The Impact of the Trans-Pacific Partnership: The Asian Studies Lecture Series
KENNESAW, Ga. (Feb 18, 2016) — The new Consul-General of Japan, Mr. Takashi Shinozuka, came to Kennesaw State’s campus to open the Asian Studies Lecture Series. He began by discussing the role the Consulate General of Japan in Atlanta plays in bringing awareness to the government and citizens of Georgia, Alabama, North Carolina, and South Carolina about issues that are important to the Japanese community. Mr. Shinozuka then introduced Dr. Fukunari Kimura, professor at Keio University in Japan and Chief Economist with the Economic Research Institute for ASEAN and East Asia, to speak about the impacts of the trans-pacific partnership (TPP) on Japan.
The TPP agreement is an agreement between 12 countries aimed at increasing trade. In February 2016, the agreement was signed in New Zealand. The signing of this agreement is the result of 5 years of negotiations. Japan joined the negotiation process in July of 2007. According to Dr. Kimura, without the involvement of the United States and Japan, the proposed TPP agreements will not work, so it is crucial for the United States to ratify the agreement.
TPP will not have a large overall impact on the Japanese economy because Japan added economic protection measures to ensure their own economic stability. However, the TPP will spark domestic reform in Japan, which is needed to continue economic growth and prosperity. The larger impacts of the TPP will happen in the smaller nations who are part of the agreement such as Malaysia, Chile and Brunei. While Japan’s agricultural sector might be weakened at the onset of the agreement, Japanese economists expect that the agricultural sector will rebound.
As the negotiations about TPP have come to an end, Dr. Kimura said that the Japanese have come to appreciate the strategic significance of the negotiations because the process has been long and at times arduous. However, the impact of this agreement will strengthen the relationship between the United States and Japan, which will trickle down into other partnerships such as the partnership between the Consulate-General of Japan in Atlanta and Kennesaw State University.

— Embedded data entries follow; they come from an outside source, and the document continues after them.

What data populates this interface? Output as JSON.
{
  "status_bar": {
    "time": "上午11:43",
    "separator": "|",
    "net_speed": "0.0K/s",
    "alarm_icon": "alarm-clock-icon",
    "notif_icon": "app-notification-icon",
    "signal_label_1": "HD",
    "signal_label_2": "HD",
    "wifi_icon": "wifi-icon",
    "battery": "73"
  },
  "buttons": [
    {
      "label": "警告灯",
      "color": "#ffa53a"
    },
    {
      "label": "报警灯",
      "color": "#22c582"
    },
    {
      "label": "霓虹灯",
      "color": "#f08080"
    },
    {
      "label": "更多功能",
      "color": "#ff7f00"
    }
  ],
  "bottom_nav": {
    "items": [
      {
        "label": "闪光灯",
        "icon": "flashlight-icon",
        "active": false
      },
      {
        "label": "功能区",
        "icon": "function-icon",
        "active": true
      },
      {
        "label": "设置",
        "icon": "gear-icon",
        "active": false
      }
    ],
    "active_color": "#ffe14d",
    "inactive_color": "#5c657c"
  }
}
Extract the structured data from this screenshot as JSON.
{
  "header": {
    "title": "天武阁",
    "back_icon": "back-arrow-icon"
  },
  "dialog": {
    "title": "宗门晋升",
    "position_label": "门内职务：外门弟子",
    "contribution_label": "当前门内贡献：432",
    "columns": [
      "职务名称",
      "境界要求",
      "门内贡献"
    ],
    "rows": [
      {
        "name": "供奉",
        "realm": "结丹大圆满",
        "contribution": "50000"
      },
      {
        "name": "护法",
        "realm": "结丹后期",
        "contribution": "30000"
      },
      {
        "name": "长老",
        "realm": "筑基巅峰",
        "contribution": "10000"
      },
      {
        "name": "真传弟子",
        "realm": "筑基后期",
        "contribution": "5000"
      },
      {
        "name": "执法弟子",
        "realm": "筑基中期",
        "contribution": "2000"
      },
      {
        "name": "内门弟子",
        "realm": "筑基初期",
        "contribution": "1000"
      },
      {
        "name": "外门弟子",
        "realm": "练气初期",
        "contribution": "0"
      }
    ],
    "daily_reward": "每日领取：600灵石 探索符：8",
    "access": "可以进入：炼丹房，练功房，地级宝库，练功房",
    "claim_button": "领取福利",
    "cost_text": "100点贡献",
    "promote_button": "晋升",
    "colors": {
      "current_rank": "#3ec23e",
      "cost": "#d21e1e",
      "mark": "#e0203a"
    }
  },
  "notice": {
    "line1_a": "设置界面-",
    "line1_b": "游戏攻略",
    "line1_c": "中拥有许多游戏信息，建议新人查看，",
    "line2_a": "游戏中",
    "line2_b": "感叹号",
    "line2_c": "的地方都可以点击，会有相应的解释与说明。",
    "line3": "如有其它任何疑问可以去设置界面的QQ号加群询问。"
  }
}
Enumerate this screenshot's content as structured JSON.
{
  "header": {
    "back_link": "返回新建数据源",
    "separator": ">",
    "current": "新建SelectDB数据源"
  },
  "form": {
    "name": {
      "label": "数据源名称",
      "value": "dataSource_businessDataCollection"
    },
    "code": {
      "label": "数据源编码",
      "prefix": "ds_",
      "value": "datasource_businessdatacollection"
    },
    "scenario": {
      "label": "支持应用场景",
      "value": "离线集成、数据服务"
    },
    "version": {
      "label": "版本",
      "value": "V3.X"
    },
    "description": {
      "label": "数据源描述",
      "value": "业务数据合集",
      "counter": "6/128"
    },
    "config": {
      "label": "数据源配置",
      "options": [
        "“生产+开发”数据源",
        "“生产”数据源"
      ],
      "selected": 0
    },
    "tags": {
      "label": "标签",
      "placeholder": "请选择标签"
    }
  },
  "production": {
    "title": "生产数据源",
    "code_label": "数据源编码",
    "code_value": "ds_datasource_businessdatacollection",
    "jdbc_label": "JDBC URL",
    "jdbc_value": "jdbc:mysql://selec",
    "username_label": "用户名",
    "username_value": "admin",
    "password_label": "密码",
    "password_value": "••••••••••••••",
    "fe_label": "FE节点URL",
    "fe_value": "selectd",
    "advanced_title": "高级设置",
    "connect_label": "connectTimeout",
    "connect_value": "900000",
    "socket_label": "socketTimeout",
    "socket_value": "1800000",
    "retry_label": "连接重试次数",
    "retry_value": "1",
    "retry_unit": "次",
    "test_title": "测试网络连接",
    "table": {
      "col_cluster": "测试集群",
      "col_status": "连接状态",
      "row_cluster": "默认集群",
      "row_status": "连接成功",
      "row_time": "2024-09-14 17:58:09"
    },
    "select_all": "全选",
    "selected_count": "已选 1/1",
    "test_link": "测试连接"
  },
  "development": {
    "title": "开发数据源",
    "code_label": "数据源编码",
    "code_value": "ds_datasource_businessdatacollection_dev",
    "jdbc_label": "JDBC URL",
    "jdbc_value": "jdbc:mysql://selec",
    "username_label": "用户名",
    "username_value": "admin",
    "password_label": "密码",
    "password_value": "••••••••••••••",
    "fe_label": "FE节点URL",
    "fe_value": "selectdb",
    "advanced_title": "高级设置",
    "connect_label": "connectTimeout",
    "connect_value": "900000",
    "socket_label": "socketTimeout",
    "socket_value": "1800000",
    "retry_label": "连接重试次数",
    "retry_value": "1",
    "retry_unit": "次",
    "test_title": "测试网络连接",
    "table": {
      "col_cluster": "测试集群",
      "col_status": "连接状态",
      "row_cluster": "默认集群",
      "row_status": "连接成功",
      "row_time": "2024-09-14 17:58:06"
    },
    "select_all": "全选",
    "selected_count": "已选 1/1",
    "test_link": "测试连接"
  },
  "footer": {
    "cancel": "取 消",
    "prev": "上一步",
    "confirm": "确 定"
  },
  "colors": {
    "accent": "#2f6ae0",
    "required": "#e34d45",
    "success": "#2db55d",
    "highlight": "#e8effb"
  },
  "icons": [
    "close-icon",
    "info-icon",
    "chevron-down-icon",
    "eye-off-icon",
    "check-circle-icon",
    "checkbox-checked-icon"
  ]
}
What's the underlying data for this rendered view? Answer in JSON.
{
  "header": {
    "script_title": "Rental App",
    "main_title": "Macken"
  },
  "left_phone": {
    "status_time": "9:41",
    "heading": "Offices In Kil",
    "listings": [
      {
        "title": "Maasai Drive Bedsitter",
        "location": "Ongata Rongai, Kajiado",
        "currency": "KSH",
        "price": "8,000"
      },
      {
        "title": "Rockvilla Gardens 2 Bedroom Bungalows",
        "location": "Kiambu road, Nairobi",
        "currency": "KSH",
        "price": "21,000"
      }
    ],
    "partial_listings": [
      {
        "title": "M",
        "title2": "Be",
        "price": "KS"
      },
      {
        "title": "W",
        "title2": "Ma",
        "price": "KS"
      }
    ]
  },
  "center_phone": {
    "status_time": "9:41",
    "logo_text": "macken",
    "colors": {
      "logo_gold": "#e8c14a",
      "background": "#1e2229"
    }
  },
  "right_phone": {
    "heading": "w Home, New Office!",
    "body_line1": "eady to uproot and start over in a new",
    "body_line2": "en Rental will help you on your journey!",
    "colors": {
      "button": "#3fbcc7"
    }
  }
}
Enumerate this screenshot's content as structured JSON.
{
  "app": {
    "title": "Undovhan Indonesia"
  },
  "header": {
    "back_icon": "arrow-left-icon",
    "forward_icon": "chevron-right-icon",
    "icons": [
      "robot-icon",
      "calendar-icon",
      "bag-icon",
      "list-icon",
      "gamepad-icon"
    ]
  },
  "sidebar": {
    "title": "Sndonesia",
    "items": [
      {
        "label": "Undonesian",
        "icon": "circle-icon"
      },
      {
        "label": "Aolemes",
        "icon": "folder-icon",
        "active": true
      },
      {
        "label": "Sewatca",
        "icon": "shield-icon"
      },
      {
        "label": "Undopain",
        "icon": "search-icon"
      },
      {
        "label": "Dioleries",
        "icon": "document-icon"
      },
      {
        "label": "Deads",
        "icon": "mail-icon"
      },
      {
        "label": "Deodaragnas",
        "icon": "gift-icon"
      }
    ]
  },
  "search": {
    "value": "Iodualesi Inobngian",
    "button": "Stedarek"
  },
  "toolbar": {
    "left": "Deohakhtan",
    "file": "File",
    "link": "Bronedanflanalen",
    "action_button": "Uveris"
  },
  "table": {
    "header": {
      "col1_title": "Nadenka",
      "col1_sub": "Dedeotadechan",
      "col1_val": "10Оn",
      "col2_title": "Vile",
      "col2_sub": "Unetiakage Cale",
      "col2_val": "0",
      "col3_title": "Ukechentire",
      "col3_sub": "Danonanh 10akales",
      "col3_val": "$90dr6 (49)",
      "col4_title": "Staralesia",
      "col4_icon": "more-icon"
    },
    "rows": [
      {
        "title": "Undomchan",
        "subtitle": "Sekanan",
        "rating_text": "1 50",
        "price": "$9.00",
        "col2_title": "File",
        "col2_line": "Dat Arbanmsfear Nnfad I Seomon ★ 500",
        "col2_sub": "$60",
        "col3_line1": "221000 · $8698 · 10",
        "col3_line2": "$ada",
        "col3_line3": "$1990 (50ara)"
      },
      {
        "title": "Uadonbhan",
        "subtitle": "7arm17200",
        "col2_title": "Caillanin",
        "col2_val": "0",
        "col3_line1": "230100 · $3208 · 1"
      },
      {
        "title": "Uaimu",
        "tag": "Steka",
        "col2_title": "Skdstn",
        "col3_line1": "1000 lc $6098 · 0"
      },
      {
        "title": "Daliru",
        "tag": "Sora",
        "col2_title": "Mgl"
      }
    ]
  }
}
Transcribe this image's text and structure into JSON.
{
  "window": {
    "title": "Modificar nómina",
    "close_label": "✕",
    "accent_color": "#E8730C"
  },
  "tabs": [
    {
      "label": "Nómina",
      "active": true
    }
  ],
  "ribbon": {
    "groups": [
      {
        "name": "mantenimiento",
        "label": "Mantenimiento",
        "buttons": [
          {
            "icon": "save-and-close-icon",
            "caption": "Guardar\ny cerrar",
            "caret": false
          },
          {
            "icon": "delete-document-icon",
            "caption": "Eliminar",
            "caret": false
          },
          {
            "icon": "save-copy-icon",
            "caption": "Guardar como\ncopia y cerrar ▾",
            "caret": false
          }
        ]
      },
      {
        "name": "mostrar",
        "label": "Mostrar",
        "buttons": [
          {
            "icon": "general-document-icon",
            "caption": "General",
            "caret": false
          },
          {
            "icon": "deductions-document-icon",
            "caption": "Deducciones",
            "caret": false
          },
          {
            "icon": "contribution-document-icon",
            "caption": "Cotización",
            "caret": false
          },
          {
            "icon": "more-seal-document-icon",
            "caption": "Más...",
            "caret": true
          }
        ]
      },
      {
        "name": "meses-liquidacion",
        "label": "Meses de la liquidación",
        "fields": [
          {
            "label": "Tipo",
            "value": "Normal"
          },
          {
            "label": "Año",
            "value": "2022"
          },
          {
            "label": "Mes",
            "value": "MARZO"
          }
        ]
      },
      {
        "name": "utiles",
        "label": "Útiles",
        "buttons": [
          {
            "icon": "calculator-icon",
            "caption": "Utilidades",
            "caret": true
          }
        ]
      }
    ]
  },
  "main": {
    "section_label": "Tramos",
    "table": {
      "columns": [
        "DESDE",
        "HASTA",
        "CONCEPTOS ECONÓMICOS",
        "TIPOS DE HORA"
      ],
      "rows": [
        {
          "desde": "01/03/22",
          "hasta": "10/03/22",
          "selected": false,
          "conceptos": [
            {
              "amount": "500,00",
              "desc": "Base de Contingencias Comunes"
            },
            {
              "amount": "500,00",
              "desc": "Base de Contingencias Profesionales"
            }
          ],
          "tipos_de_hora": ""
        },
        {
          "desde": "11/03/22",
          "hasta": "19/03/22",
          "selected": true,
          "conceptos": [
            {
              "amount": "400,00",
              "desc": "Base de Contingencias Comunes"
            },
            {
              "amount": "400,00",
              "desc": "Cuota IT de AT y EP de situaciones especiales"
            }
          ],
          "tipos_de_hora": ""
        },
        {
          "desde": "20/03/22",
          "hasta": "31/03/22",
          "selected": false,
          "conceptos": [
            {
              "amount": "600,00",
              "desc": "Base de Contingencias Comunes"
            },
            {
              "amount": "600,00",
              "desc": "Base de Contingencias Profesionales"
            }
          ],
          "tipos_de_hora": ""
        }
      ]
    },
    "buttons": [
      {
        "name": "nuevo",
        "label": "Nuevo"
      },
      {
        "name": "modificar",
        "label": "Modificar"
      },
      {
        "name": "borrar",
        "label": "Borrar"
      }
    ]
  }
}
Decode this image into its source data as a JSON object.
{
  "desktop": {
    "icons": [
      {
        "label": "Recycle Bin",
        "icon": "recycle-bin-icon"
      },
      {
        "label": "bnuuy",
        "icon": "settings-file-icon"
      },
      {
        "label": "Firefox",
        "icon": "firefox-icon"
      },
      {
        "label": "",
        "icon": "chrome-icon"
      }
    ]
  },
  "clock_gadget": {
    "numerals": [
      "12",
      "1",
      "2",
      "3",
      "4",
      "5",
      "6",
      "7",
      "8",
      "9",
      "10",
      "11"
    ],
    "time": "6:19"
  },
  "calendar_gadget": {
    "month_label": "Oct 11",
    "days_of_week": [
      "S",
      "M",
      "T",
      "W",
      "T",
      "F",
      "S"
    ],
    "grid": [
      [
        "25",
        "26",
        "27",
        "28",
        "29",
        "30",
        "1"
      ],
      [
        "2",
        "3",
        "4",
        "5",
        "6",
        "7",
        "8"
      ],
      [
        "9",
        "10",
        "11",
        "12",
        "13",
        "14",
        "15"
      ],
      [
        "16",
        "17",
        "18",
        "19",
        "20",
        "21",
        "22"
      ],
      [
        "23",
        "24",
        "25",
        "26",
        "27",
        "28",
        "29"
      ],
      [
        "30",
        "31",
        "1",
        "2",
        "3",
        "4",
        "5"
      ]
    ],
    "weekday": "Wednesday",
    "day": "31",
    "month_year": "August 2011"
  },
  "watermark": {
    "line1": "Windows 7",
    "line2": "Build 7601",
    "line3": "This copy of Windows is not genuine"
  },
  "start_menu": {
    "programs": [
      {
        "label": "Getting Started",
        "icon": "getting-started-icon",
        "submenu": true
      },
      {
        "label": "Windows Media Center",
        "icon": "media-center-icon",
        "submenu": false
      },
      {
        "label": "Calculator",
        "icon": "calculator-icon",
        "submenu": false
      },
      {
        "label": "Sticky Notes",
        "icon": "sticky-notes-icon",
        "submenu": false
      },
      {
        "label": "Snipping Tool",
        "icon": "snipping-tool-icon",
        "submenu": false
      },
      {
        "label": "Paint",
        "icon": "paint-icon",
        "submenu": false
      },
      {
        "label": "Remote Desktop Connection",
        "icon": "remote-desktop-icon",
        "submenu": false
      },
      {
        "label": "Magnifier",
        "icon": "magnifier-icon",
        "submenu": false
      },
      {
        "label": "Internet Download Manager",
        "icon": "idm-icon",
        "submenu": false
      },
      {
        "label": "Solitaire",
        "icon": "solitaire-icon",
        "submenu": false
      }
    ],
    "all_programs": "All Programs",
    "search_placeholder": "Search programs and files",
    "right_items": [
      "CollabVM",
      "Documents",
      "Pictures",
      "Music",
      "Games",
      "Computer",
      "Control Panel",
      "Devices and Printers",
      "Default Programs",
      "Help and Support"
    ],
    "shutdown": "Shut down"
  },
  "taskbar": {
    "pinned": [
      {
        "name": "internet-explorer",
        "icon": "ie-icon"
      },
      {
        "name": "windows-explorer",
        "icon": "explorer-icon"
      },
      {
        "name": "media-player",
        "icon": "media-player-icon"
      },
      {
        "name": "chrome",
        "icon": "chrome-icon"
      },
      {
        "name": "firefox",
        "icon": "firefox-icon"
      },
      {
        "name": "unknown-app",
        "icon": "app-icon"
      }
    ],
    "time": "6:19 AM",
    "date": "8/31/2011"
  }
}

Kennesaw State has been seeking strategic partnerships with Japanese universities and corporations for the past five years. This year Dr. Ed Chan will be bringing 11 students from Aichi University in Japan to spend 2 weeks at Kennesaw State. Kennesaw State also has 2 Hiroshima survival trees planted on campus that were brought over in to strengthen the partnership with Japan. Through measure like these and with the potential ratification of the TPP, the United States, Atlanta and specifically Kennesaw State University can expect to develop long lasting relationships in Japan.